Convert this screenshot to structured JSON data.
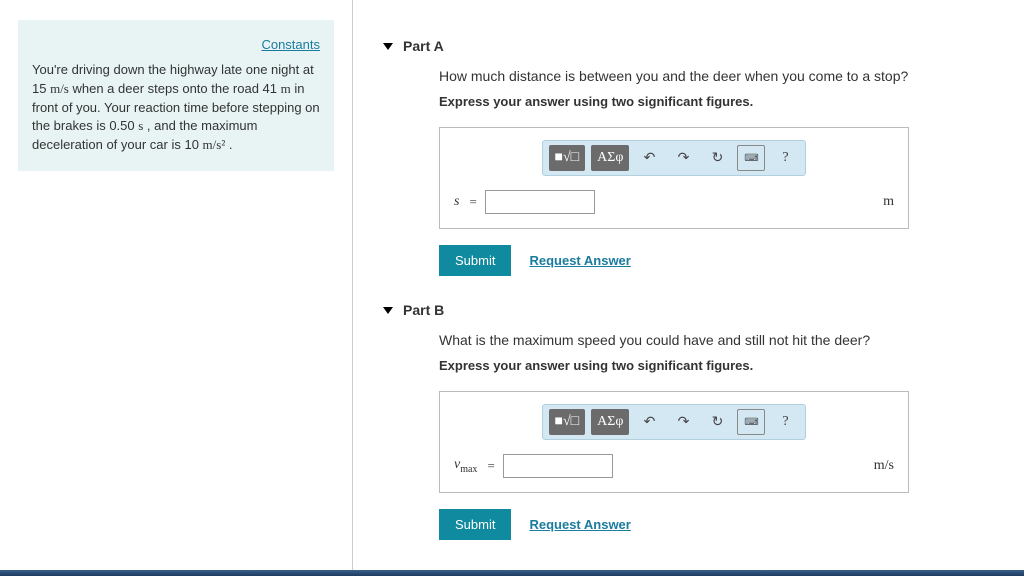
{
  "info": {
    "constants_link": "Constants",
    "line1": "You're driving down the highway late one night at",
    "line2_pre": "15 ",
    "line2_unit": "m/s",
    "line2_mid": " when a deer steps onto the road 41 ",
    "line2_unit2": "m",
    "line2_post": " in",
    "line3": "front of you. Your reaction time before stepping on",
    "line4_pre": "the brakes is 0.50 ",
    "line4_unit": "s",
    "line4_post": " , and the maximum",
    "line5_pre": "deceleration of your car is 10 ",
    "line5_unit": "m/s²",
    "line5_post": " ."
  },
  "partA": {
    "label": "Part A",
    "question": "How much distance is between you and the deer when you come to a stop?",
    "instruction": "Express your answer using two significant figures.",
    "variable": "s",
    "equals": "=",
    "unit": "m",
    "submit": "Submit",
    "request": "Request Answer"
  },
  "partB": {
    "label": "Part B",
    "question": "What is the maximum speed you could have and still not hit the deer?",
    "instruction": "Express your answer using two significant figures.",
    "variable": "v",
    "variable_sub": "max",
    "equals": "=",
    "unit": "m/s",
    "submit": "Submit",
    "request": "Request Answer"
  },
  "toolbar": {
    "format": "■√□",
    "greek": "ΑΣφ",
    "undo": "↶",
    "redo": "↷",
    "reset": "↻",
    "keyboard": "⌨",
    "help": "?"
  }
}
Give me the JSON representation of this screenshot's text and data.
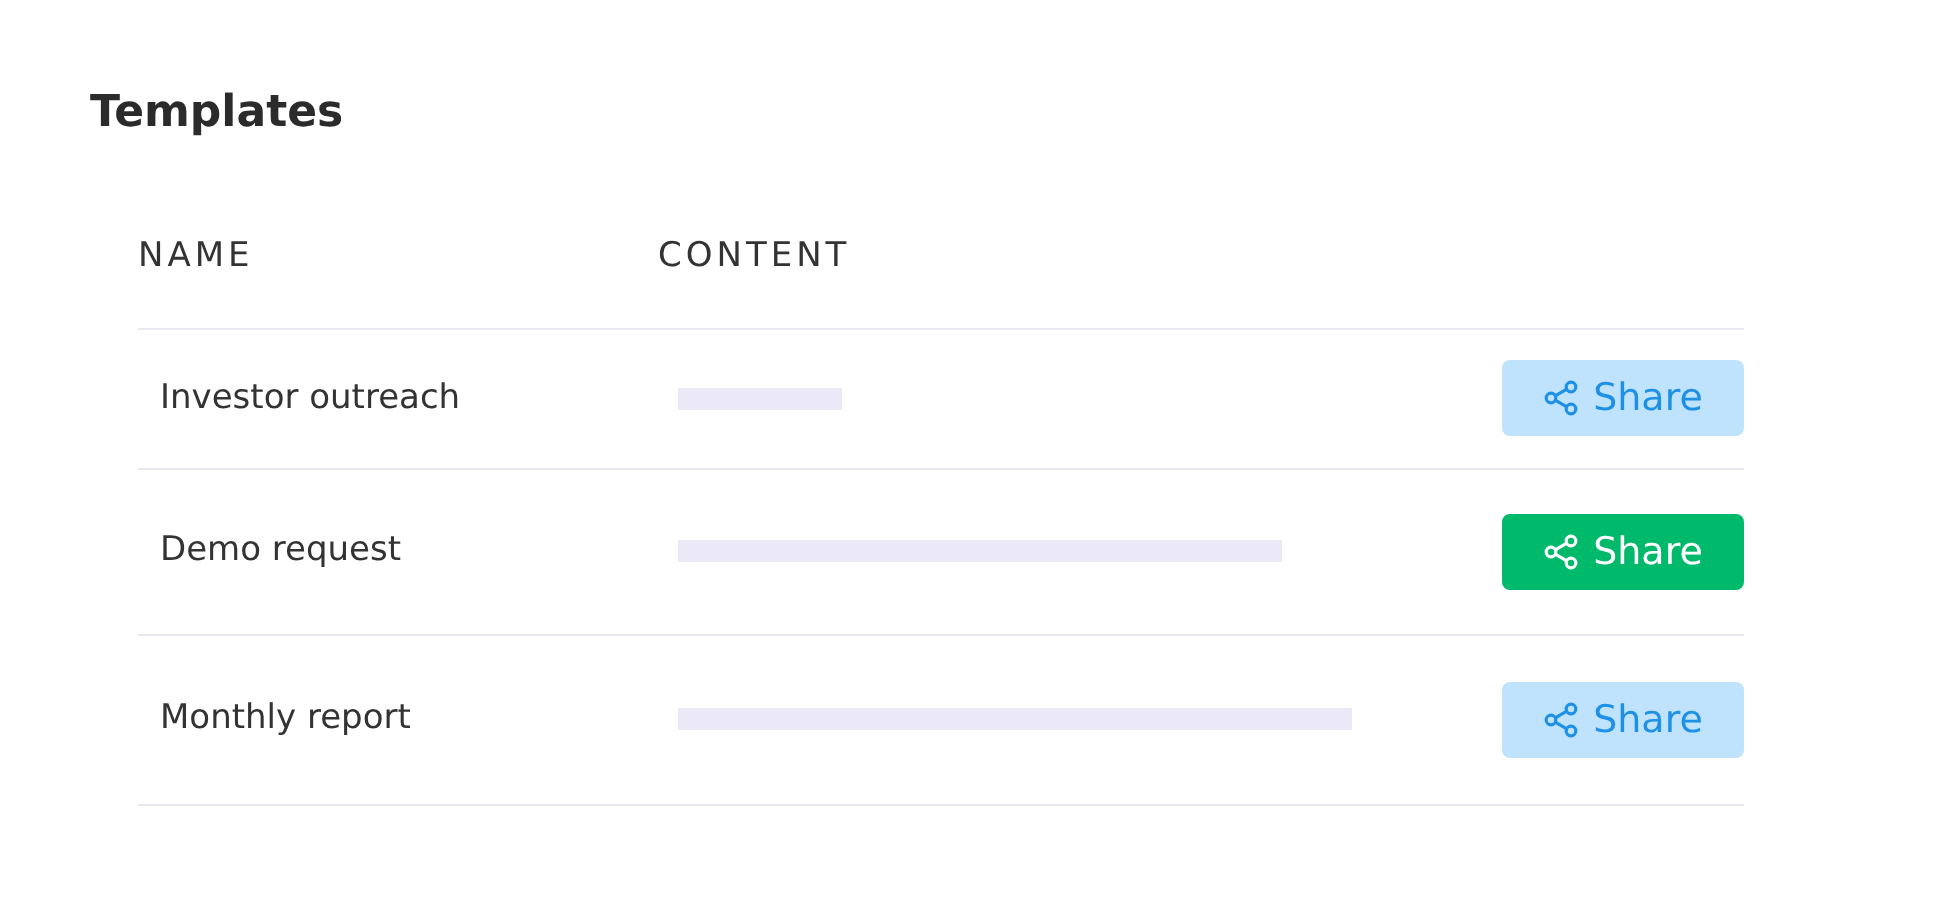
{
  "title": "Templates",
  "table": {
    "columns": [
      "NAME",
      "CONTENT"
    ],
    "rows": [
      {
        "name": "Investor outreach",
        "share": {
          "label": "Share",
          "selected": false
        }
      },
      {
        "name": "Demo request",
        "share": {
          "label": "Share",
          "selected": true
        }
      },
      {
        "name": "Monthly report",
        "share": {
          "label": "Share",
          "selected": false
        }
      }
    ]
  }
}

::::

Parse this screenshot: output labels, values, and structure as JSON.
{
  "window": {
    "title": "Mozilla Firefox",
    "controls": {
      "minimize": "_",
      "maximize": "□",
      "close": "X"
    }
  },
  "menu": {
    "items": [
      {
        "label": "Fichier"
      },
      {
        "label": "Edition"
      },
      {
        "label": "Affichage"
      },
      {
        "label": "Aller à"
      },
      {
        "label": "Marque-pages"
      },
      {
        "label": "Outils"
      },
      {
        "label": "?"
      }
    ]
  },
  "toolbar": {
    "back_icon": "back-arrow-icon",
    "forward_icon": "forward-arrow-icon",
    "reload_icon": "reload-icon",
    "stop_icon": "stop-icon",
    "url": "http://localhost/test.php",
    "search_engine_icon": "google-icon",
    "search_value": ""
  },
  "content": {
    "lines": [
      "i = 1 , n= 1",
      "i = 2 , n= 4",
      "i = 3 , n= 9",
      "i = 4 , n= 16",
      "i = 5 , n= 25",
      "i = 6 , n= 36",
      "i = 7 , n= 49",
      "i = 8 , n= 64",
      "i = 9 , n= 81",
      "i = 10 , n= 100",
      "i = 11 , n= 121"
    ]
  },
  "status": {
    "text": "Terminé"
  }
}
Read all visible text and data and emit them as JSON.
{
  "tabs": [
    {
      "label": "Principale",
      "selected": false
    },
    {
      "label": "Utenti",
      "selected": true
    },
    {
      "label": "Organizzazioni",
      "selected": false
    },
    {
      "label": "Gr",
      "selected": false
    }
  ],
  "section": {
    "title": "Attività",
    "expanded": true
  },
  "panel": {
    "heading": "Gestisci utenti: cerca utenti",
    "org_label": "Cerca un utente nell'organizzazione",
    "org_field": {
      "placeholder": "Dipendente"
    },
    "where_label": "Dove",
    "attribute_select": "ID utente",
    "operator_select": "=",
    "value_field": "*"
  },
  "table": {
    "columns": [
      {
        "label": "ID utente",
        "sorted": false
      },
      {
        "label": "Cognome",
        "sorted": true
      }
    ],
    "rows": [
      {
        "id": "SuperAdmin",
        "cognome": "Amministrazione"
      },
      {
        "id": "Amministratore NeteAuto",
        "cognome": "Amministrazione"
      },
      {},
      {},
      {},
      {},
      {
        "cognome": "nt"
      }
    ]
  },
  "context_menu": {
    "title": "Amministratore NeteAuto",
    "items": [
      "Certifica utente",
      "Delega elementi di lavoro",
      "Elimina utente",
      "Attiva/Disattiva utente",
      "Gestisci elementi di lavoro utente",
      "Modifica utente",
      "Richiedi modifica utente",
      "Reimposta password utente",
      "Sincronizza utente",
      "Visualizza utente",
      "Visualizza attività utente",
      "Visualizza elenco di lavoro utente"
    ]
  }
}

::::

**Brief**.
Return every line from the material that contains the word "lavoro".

**Task output**.
      "Delega elementi di lavoro",
      "Gestisci elementi di lavoro utente",
      "Visualizza elenco di lavoro utente"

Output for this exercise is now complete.